  1. Ergonomists: These individuals focus on the designs of office and industrial equipment, working with developers and executives to improve worker safety and productivity.
  2. Health physicists: Working as a health physicist means operating with industries that work with radiation or radioactive components. These specialists help design protection, such as hazmat suits, that keep workers safe from radiation poisoning.
  3. Industrial or occupational hygienists: As an industrial or occupational hygienist, you will work to identify dangerous substances such as asbestos, lead, and various communicable diseases in the workplace.

Typical job requirements for an occupational health and safety specialist

As an occupational health and safety specialist, you should not expect to work in an office all day. These professionals frequently travel, going wherever directed by superiors. While this largely means local or area destinations, some occupational health and safety specialists can journey from state to state or even coast to coast.

You will be expected to have a thorough knowledge of government regulations and procedural advice, according to the Department of Labor. In addition, successful occupational health and safety specialists are good teachers. Part of your responsibilities can include employee education. How well you impart knowledge in a clear, concise, and easily digestible manner can mean the difference between success and failure in your assignment.

However, arguably the most important aspect of being an occupational health and safety specialist is perception. You must be able to see what corporations may try to hide and identify signs in employees that can point to workplace problems. This includes deductive and inductive reasoning skills, as well as problem sensitivity.

Job growth and salary expectations for an occupational health and safety specialist

As of May 2017, the median wage for occupational health and safety specialists was $71,780, according to the U.S. Bureau of Labor Statistics. In 2016, there were 101,800 active occupational health and safety specialist positions, and this career is expected to grow by 8 percent from 2016 to 2026. This is positive news for any hoping to enter the field.
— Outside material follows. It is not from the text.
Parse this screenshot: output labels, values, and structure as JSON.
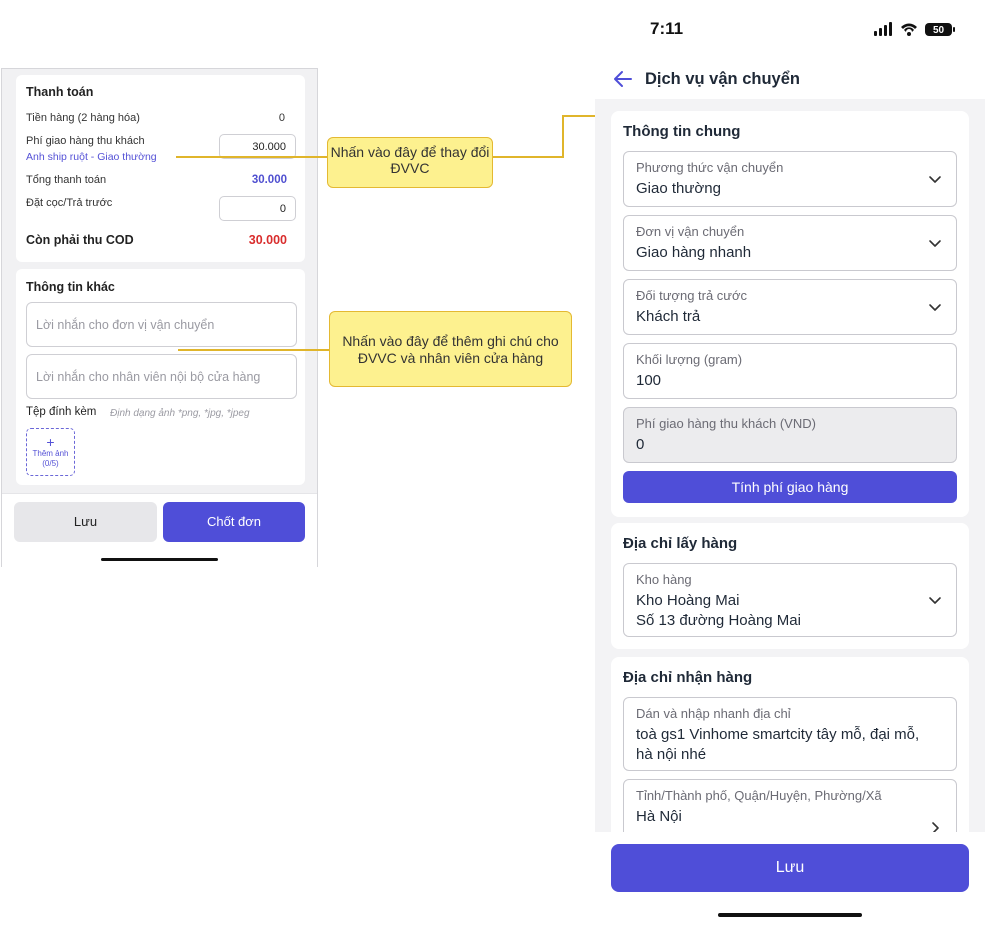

Insurance costs and workers’ compensation are a concern for many enterprises and insurance companies across industries, and this is unlikely to change in the future. In addition, the U.S. has an aging population, meaning that its workforce is growing older overall. This can lead to a plethora of complications among employees, including failing eyesight, hearing, and other disability factors.
As these situations unfold, it will be imperative that workplaces remain safe and comfortable for all employees. While some organizations may fear a visit from an occupational health and safety specialist, as well as its perceived costs, these professionals will continue to represent a cost-savings opportunity for businesses able and willing to follow their advice.

What skills should an MPH student have for this career?
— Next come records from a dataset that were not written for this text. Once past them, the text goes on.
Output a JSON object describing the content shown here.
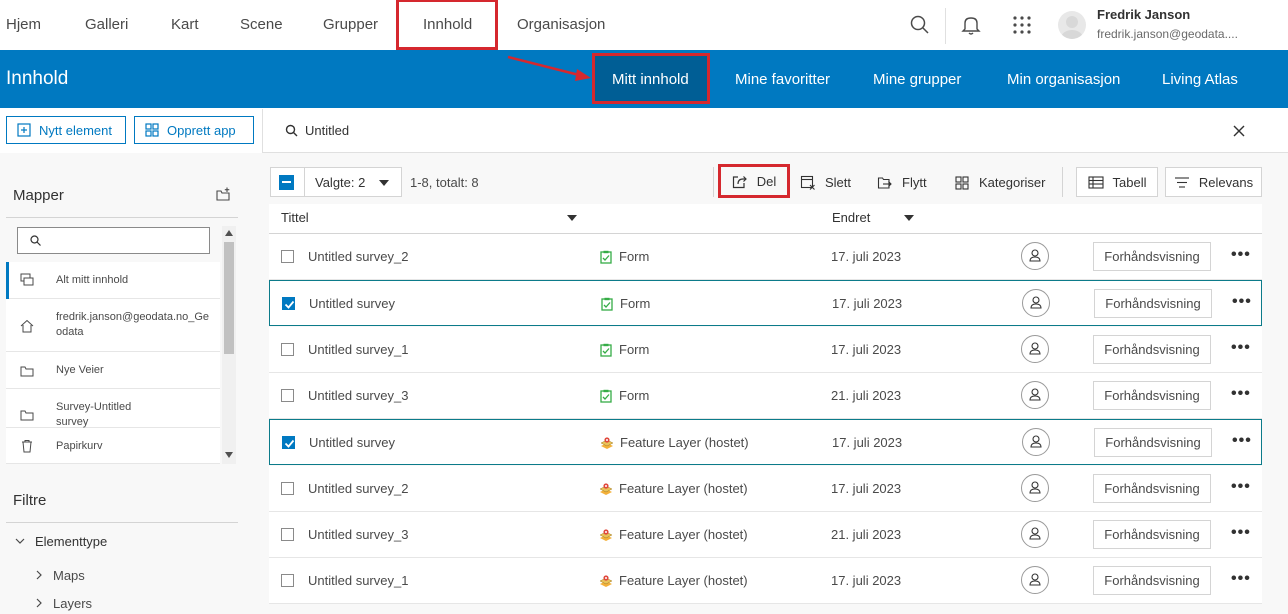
{
  "topnav": {
    "items": [
      "Hjem",
      "Galleri",
      "Kart",
      "Scene",
      "Grupper",
      "Innhold",
      "Organisasjon"
    ],
    "user_name": "Fredrik Janson",
    "user_email": "fredrik.janson@geodata....",
    "icons": [
      "search-icon",
      "bell-icon",
      "app-launcher-icon"
    ]
  },
  "bluebar": {
    "title": "Innhold",
    "tabs": [
      "Mitt innhold",
      "Mine favoritter",
      "Mine grupper",
      "Min organisasjon",
      "Living Atlas"
    ]
  },
  "actions": {
    "new_item": "Nytt element",
    "create_app": "Opprett app"
  },
  "search": {
    "value": "Untitled"
  },
  "toolbar": {
    "selected": "Valgte: 2",
    "count": "1-8, totalt: 8",
    "share": "Del",
    "delete": "Slett",
    "move": "Flytt",
    "categorize": "Kategoriser",
    "view": "Tabell",
    "sort": "Relevans"
  },
  "columns": {
    "title": "Tittel",
    "modified": "Endret"
  },
  "sidebar": {
    "folders_heading": "Mapper",
    "folders": [
      "Alt mitt innhold",
      "fredrik.janson@geodata.no_Geodata",
      "Nye Veier",
      "Survey-Untitled survey",
      "Papirkurv"
    ],
    "filters_heading": "Filtre",
    "filter_group": "Elementtype",
    "filter_items": [
      "Maps",
      "Layers"
    ]
  },
  "rows": [
    {
      "title": "Untitled survey_2",
      "type": "Form",
      "date": "17. juli 2023",
      "checked": false
    },
    {
      "title": "Untitled survey",
      "type": "Form",
      "date": "17. juli 2023",
      "checked": true
    },
    {
      "title": "Untitled survey_1",
      "type": "Form",
      "date": "17. juli 2023",
      "checked": false
    },
    {
      "title": "Untitled survey_3",
      "type": "Form",
      "date": "21. juli 2023",
      "checked": false
    },
    {
      "title": "Untitled survey",
      "type": "Feature Layer (hostet)",
      "date": "17. juli 2023",
      "checked": true
    },
    {
      "title": "Untitled survey_2",
      "type": "Feature Layer (hostet)",
      "date": "17. juli 2023",
      "checked": false
    },
    {
      "title": "Untitled survey_3",
      "type": "Feature Layer (hostet)",
      "date": "21. juli 2023",
      "checked": false
    },
    {
      "title": "Untitled survey_1",
      "type": "Feature Layer (hostet)",
      "date": "17. juli 2023",
      "checked": false
    }
  ],
  "preview_label": "Forhåndsvisning",
  "colors": {
    "brand_blue": "#0079c1",
    "active_tab": "#005e95",
    "highlight_red": "#d5282e",
    "form_green": "#35ac46",
    "layer_yellow": "#f3b03a"
  }
}
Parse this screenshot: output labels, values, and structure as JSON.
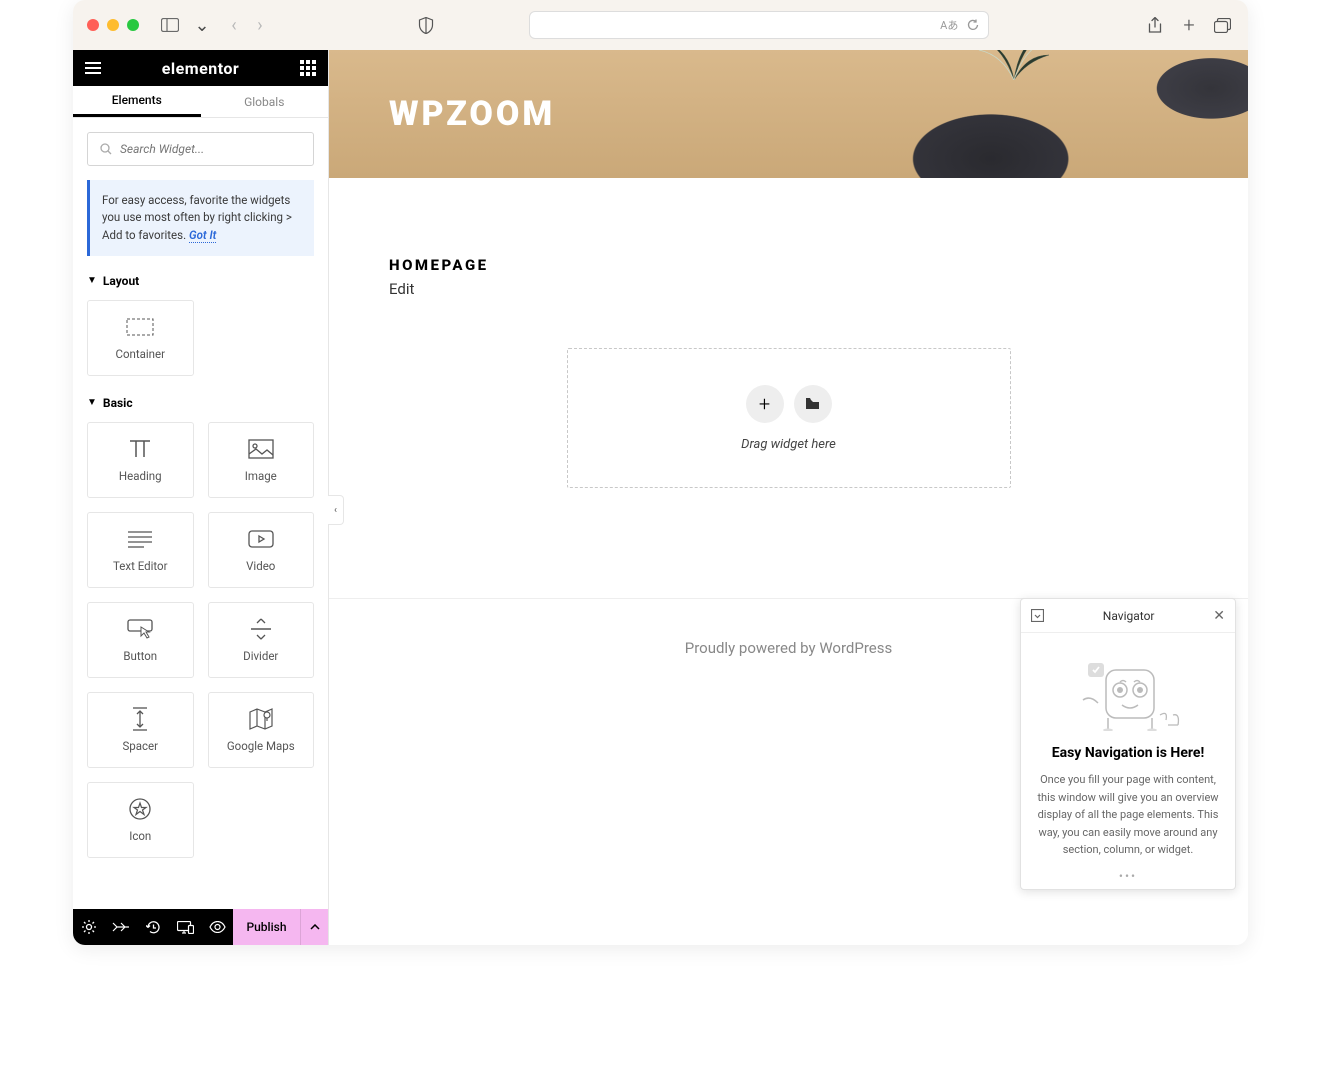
{
  "browser": {
    "translate_label": "Aあ"
  },
  "elementor": {
    "logo": "elementor",
    "tabs": {
      "elements": "Elements",
      "globals": "Globals"
    },
    "search_placeholder": "Search Widget...",
    "tip_text": "For easy access, favorite the widgets you use most often by right clicking > Add to favorites. ",
    "tip_link": "Got It",
    "categories": {
      "layout": {
        "label": "Layout",
        "widgets": [
          {
            "name": "container",
            "label": "Container"
          }
        ]
      },
      "basic": {
        "label": "Basic",
        "widgets": [
          {
            "name": "heading",
            "label": "Heading"
          },
          {
            "name": "image",
            "label": "Image"
          },
          {
            "name": "text-editor",
            "label": "Text Editor"
          },
          {
            "name": "video",
            "label": "Video"
          },
          {
            "name": "button",
            "label": "Button"
          },
          {
            "name": "divider",
            "label": "Divider"
          },
          {
            "name": "spacer",
            "label": "Spacer"
          },
          {
            "name": "google-maps",
            "label": "Google Maps"
          },
          {
            "name": "icon",
            "label": "Icon"
          }
        ]
      }
    },
    "footer": {
      "publish": "Publish"
    }
  },
  "canvas": {
    "site_title": "WPZOOM",
    "page_title": "HOMEPAGE",
    "edit_link": "Edit",
    "drop_hint": "Drag widget here",
    "footer_text": "Proudly powered by WordPress"
  },
  "navigator": {
    "title": "Navigator",
    "heading": "Easy Navigation is Here!",
    "body": "Once you fill your page with content, this window will give you an overview display of all the page elements. This way, you can easily move around any section, column, or widget.",
    "dots": "•••"
  }
}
In addition to the skills outlined above, graduate students can help boost their career potential with a Master of Public Health degree. Given the regulation-centric working style of occupational health and safety specialists, you may be well-served by pursuing a Health Policy and Management concentration, which focuses largely on improving infrastructure performance, influencing policy direction, and communicating data-based conclusions.

Enrolling in Regis College’s online Master of Public Health program can give you the flexibility to take classes on the go and in remote locations, in some ways preparing you for the lifestyle of a occupational health and safety specialist. To learn more about our program, including curriculum and admission requirements, please visit our website.

 

Recommended Readings:  

What You can Learn About Public Health Research  

What You can Learn About Health Promotion

What are Population-Based Health Services?

 

Sources: 

Master of Public Health

Health Policy and Management Concentration

U.S. Bureau of Labor Statistics: Census of Fatal Occupational Injuries Summary, 2016

U.S Bureau of Labor Statistics: Employer-Reported Workplace Injury and Illnesses, 2016

Truity

The Department of Labor

U.S. Bureau of Labor Statistics: Occupational Health and Safety Specialists and Technicians